Dual Diagnosis (i.e., comorbid disorders) is a label for individuals who are diagnosed with both a substance abuse disorder and mental illness concurrently. Mental illness or substance abuse disorder may develop before the other. Often, individuals who are experiencing issues with mental health choose to self-medicate with drugs or alcohol in order to improve their mental state and decrease their symptoms. Studies have shown that drugs and alcohol often make the symptoms of mental illness worse and this leads to substance abuse issues. There are over forty treatment centers in the state of Delaware that work with and treat individuals with a dual diagnosis.
Dual Diagnosis: An Overview
Dual diagnosis is more common than one would expect. Statistics show that approximately 7.9 million individuals are experiencing substance abuse disorders and mental illness concurrently. Over half of these individuals who have a dual diagnosis are males. The symptoms of dual diagnosis vary due to the different combinations of substances and mental illnesses that may occur together. The symptoms of substance abuse disorder include:

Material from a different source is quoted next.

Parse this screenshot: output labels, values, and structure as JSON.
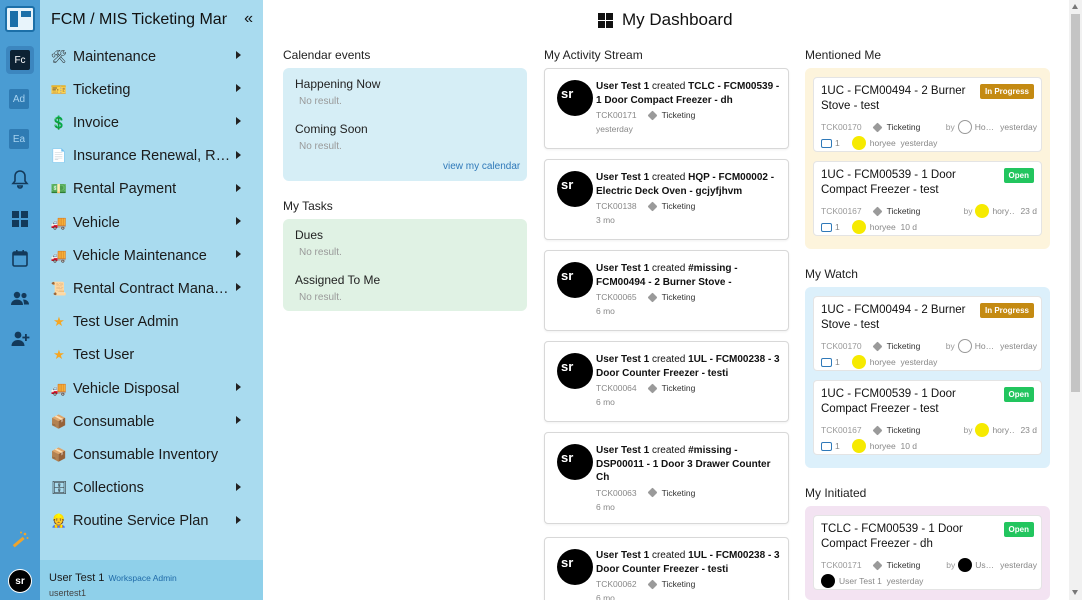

- Losing control over substance use
- Withdrawal from family and friends
- Unanticipated and sudden changes in behaviors
- Increased engagement in risky behavior

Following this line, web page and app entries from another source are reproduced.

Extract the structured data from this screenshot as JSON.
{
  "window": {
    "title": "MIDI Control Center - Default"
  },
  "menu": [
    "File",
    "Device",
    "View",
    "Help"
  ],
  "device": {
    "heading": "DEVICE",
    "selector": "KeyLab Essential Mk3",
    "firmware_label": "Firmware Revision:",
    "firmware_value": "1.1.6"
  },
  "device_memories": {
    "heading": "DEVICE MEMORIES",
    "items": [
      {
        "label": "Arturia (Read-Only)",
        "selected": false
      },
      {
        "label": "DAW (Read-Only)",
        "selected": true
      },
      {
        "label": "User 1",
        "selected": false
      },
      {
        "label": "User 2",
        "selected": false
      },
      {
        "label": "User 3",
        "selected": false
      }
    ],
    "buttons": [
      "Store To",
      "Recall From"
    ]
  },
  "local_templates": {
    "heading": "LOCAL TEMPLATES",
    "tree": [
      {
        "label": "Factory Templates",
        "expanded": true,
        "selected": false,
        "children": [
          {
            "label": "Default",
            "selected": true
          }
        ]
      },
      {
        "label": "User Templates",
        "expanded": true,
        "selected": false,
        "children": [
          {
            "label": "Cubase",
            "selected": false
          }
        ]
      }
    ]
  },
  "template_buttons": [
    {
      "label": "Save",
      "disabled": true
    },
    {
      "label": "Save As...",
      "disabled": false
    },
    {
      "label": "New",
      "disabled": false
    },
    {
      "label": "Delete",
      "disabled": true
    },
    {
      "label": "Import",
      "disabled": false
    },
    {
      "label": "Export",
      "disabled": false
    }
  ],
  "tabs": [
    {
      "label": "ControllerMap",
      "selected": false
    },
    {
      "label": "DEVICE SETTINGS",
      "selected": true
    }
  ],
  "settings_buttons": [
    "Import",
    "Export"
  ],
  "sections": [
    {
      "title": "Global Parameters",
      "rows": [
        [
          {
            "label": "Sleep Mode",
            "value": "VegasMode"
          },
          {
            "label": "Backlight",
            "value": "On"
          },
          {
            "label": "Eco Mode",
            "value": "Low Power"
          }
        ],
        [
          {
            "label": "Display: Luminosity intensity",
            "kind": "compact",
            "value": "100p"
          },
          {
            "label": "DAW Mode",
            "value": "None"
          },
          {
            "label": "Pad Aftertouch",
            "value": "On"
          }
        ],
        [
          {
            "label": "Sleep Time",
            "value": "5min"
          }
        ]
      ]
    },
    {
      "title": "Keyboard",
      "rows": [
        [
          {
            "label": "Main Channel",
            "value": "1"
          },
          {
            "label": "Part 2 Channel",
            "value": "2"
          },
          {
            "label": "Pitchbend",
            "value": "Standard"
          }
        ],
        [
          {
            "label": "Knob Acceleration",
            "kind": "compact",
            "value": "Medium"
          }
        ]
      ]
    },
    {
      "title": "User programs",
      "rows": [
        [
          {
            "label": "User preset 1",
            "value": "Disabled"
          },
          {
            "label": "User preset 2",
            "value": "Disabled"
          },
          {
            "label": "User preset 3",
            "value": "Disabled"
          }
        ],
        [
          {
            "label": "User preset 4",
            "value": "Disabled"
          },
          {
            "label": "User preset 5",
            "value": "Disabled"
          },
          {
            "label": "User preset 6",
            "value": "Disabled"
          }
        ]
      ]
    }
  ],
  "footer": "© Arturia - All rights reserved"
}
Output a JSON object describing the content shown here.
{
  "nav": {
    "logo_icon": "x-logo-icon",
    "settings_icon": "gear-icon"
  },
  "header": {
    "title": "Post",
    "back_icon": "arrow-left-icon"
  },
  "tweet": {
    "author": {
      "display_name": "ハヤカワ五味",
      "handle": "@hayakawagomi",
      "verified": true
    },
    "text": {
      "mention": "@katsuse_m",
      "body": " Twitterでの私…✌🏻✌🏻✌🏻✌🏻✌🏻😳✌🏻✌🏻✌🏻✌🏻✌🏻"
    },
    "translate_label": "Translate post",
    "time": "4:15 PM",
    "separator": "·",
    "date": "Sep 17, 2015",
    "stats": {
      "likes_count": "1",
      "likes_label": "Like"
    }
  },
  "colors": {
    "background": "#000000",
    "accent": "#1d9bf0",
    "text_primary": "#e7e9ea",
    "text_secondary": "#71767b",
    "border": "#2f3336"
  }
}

- Feeling as though a drug is needed to feel normal and function
- High tolerance development and symptoms of withdrawal
The symptoms related to mental illnesses also vary and are very broad. There are certain warning signs including:
- Suicidal ideation

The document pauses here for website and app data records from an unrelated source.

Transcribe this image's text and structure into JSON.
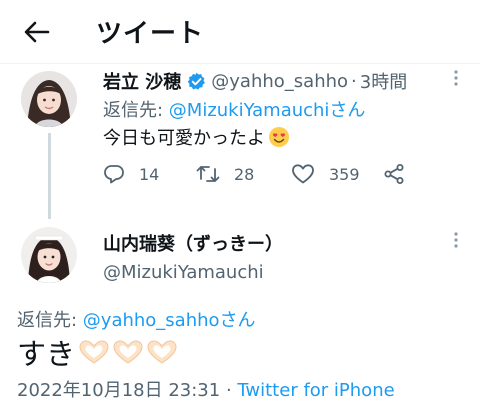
{
  "header": {
    "title": "ツイート",
    "back_icon": "arrow-left-icon"
  },
  "reply_tweet": {
    "author_name": "岩立 沙穂",
    "verified": true,
    "handle": "@yahho_sahho",
    "separator": "·",
    "time": "3時間",
    "reply_prefix": "返信先: ",
    "reply_to": "@MizukiYamauchiさん",
    "text": "今日も可愛かったよ",
    "emoji": "smiling-face-with-heart-eyes-emoji",
    "actions": {
      "reply_count": "14",
      "retweet_count": "28",
      "like_count": "359"
    }
  },
  "main_tweet": {
    "author_name": "山内瑞葵（ずっきー）",
    "handle": "@MizukiYamauchi",
    "reply_prefix": "返信先: ",
    "reply_to": "@yahho_sahhoさん",
    "text": "すき",
    "emoji": "heart-hands-emoji",
    "emoji_count": 3,
    "date": "2022年10月18日 23:31",
    "separator": " · ",
    "client": "Twitter for iPhone"
  },
  "colors": {
    "link": "#1d9bf0",
    "muted": "#536471",
    "text": "#0f1419",
    "thread_line": "#cfd9de"
  }
}
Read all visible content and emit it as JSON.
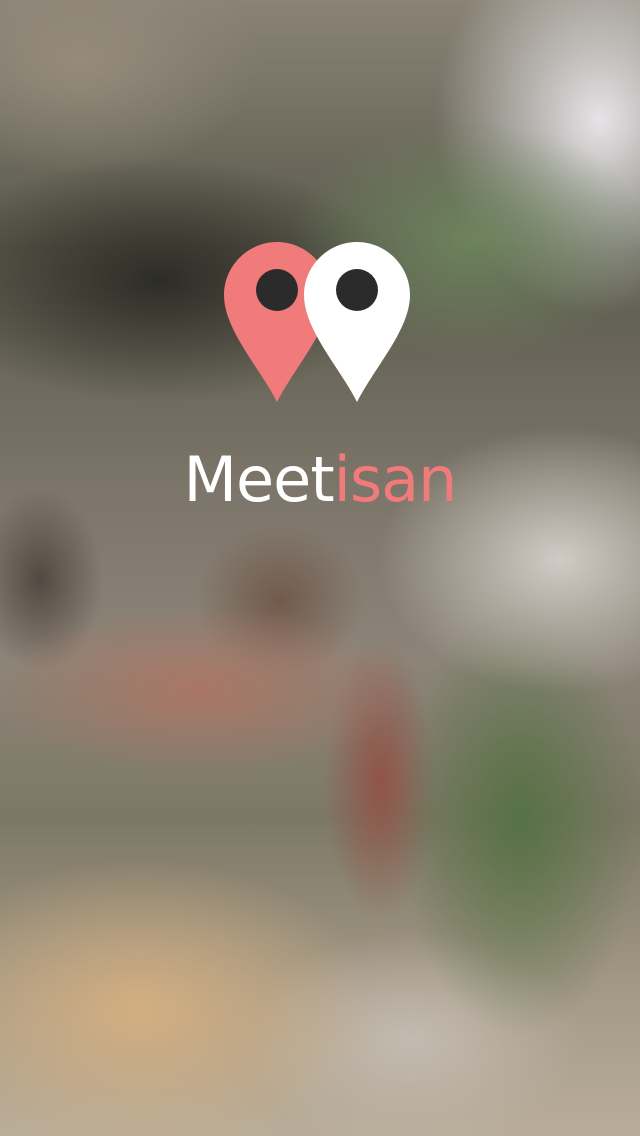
{
  "app": {
    "name_part_1": "Meet",
    "name_part_2": "isan"
  },
  "logo": {
    "left_pin_icon": "map-pin-icon",
    "right_pin_icon": "map-pin-icon",
    "left_pin_color": "#f07b7a",
    "right_pin_color": "#ffffff",
    "pin_hole_color": "#2b2b2b"
  },
  "colors": {
    "accent": "#f07b7a",
    "text_primary": "#ffffff"
  }
}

- Extreme changes in mood
- Issues with concentration
- Feeling confused
- Avoidance of social activities
- Avoiding family or friends
Treatment for Dual Diagnosis
The treatment that is most successful for individuals with dual diagnoses is an integrated form of treatment. Integrated treatment includes treatment for both the substance abuse disorder and the diagnosed mental illness. Best practices require that both substance abuse and mental illness are treated simultaneously. Medical and psychological professionals will inform you how your substance abuse disorder and mental illness affect each other. From there, your treatment provider will develop an individualized treatment plan to treat both disorders. Treatment plans often include the following:
- Inpatient Rehab
- Sober Living
- Attending support groups
Detox is the initial stage of rehabilitation in cases of dual diagnosis. Detox involves medical professionals monitoring patients around the clock for up to a week. The medical staff may choose to taper the substance that was being abused or administer an alternative drug in order to make the detoxification process safe and more comfortable for the patient. After detox, individuals typically enter inpatient rehab, which also provides psychological and medical care around the clock. Inpatient rehabs offer support, therapy, health, and medication services in order to treat substance abuse disorders and their underlying cause. After completing inpatient rehab, patients may enter a supportive housing environment (i.e., sober living home). These homes are often located within residential substance abuse treatment centers. They are intended to help individuals who are trying to avoid relapsing or individuals who are newly sober. These homes are a good place to receive support, while also being able to have independence.
Medications may also be prescribed to individuals with dual diagnoses. These medications are most often prescribed to treat mental health conditions. There are also medications that are prescribed to aid individuals in easing the withdrawal symptoms they may feel during detox and afterward encourage recovery. Psychotherapy is also a vital part of the dual diagnosis treatment process. Most often, individuals are treated through cognitive behavioral therapy (CBT). This type of therapy allows for individuals with dual diagnosis to change their negative thinking patterns and learn new coping skills, which allow for an increase in the chance they are able to maintain long term sobriety.
Individuals with dual diagnoses may also choose to attend support groups. Having a dual diagnosis may feel isolating and challenging at times. Attending support groups may allow for individuals to meet with others who are experiencing similar issues. These groups may also foster a sense of community and allow individuals to vent their frustrations and concerns as well as share their success. If you or a loved one are seeking treatment for dual diagnosis, please call us at 302-842-2390.